This problem was exacerbated by the prosecutor's opening statement (see People v Bonnen, supra at 480).[FN*] The prosecutor indicated that at least three calls came in to the police station identifying the robber as defendant after the video aired. The People's opening also stated that Woodall called the police, he was a friend of defendant and knew defendant for at least three years, police interviewed Woodall and obtained a sworn statement from him, and he identified defendant as the October 2002 robber from the video on television and as the September 2002 robber from a video of that incident. Unfulfilled representations in a prosecutor's opening statement should only lead to a mistrial or new trial when they result from bad faith or result in undue prejudice (see People v De Tore, 34 NY2d 199, 207 [1974]; People v Cruz, 100 AD2d 882, 883 [1984]). There are no allegations of bad faith here, but considering the lack of overwhelming testimony linking defendant to the robberies, defendant was unduly prejudiced by hearsay statements expressing or designed to imply that other people who knew defendant had identified him from the video, as he was not permitted to confront the people who allegedly implicated him in these crimes (compare People v Bonnen, supra at 480; People v Cruz, supra at 883; People v Tufano, 69 AD2d 826, 826-827 [1979]).

In light of our reversal, we need not address defendant's remaining contentions.

Cardona, P.J., Crew III, Spain and Lahtinen, JJ., concur. Ordered that the judgment is reversed, on the law, and matter remitted to the Supreme Court for a new trial.

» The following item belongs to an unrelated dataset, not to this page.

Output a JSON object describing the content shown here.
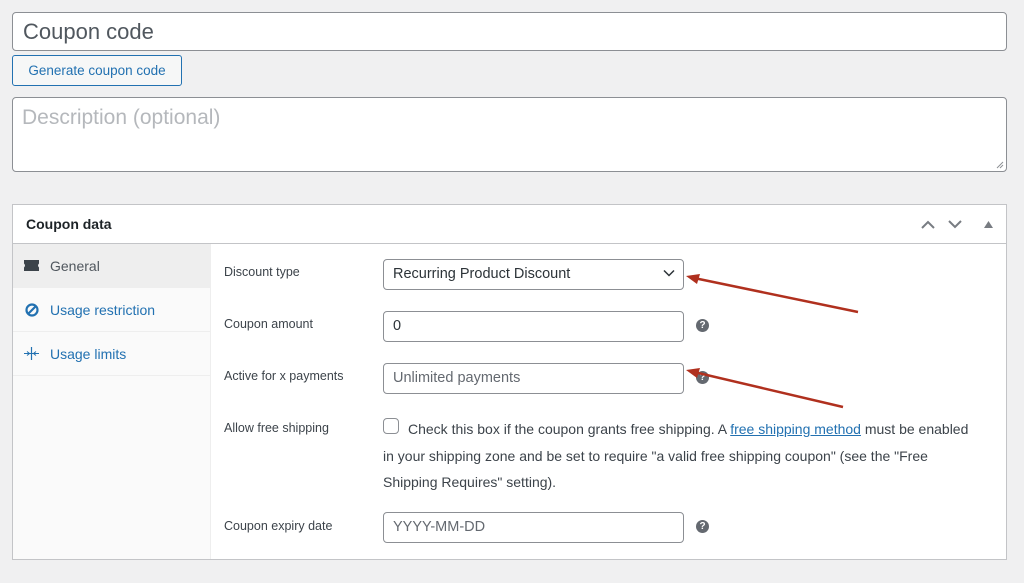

Footnote *: Although defendant did not object to the prosecutor's opening statement or later move for a mistrial, thus not preserving the issue (see People v De Tore, 34 NY2d 199, 208 [1974]; People v Copeland, 30 AD3d 1022, 1023 [2006], lv denied 7 NY3d 847 [2006]), we will consider the unfulfilled representations of the People's opening because they directly relate to and exacerbate the properly preserved confrontation argument.